• **WORK ITEM**:
Please copy out every line in the entries that includes the word "Sebastolobus".
*** Opening SOURCE MATERIAL ***
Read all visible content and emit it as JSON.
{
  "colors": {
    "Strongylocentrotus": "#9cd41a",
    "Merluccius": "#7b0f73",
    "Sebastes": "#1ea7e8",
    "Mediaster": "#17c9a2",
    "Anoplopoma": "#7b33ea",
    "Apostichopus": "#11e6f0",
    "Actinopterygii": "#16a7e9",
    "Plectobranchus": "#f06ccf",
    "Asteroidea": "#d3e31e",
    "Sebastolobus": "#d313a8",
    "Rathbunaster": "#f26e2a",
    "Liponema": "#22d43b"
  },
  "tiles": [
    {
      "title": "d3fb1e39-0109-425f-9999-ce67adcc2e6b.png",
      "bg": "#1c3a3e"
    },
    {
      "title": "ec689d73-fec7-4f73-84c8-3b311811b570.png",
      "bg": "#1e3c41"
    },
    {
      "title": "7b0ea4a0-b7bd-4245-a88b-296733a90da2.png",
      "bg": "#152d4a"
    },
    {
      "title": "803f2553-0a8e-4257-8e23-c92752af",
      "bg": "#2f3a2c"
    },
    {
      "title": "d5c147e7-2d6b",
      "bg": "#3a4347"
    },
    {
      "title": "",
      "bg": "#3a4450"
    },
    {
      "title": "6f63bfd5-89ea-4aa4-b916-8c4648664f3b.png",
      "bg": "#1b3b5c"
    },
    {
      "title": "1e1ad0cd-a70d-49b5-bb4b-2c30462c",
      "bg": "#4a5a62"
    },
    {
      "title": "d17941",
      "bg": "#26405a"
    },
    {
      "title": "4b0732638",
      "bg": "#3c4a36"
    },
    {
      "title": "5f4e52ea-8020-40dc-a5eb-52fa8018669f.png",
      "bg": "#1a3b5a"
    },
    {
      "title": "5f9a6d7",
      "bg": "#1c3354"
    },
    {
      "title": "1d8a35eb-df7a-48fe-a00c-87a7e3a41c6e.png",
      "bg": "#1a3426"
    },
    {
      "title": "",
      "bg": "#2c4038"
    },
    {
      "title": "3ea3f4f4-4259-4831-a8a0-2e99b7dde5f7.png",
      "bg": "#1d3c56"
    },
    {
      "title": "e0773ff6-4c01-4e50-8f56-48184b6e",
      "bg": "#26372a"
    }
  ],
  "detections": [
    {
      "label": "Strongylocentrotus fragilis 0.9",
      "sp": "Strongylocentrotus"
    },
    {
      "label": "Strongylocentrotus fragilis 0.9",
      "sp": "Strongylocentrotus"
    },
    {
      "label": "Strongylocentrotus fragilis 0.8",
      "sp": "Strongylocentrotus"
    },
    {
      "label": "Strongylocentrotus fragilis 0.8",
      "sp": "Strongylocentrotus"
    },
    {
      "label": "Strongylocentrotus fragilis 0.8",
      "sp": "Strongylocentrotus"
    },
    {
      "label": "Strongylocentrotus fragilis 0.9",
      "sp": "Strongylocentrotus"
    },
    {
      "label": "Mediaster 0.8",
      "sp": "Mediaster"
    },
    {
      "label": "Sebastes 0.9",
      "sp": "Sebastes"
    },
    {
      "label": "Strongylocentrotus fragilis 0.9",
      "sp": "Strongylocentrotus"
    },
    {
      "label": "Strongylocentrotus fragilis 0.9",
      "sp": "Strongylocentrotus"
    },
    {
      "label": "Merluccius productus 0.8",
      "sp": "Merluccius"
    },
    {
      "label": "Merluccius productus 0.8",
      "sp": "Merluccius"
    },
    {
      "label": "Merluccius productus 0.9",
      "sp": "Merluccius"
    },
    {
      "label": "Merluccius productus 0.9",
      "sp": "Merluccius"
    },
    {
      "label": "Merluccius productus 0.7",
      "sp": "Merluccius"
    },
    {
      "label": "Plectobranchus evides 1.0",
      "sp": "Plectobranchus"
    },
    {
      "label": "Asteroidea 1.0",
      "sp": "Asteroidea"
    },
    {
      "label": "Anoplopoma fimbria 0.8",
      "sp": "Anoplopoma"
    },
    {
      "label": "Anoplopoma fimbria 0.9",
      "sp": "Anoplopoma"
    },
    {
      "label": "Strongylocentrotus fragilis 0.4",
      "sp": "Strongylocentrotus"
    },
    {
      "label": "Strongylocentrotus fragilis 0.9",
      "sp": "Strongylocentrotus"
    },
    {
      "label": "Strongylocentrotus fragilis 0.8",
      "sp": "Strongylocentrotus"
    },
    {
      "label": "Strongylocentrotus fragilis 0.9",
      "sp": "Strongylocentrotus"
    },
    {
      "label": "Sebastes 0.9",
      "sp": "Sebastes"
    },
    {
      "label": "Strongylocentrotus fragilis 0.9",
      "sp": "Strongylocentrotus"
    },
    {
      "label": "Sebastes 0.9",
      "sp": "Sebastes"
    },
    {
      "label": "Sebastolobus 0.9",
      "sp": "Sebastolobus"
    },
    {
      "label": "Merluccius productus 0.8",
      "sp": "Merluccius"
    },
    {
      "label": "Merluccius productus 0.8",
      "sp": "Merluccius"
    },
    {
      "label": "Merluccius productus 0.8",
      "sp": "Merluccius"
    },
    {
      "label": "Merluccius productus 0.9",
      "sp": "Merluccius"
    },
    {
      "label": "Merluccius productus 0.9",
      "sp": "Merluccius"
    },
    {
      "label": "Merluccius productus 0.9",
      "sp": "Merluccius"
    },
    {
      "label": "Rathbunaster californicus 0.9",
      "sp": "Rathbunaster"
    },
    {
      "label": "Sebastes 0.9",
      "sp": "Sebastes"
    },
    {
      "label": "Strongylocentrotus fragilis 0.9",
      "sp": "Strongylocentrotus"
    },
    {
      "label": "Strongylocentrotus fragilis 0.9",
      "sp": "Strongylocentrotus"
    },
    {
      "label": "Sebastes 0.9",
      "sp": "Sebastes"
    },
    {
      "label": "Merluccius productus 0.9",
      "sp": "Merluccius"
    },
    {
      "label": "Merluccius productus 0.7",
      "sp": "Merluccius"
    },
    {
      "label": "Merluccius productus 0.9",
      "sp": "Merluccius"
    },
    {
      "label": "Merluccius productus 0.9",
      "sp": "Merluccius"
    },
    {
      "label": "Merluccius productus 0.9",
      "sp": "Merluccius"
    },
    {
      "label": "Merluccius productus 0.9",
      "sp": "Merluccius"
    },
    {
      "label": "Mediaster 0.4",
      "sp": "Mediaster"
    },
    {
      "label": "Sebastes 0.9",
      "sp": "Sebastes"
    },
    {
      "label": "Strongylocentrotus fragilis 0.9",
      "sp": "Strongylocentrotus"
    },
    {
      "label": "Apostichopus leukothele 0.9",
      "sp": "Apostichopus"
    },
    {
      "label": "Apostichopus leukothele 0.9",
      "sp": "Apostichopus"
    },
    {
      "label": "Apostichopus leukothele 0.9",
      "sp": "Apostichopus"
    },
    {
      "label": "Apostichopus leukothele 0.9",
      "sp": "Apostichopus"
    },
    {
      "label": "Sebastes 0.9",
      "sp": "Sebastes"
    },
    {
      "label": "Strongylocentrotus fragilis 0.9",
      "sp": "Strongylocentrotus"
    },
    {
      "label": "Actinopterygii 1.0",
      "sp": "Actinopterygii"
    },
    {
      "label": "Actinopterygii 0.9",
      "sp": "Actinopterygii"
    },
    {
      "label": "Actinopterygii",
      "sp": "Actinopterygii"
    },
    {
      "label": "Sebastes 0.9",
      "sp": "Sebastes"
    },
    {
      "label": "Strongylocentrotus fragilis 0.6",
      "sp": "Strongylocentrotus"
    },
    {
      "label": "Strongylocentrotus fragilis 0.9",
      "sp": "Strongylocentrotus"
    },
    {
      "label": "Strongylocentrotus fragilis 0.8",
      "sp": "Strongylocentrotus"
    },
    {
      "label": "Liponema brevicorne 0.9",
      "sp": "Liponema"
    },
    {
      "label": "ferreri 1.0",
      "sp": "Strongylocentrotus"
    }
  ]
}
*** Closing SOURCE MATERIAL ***
• **THE COMPLETED TASK**:
    "Sebastolobus": "#d313a8",
      "label": "Sebastolobus 0.9",
      "sp": "Sebastolobus"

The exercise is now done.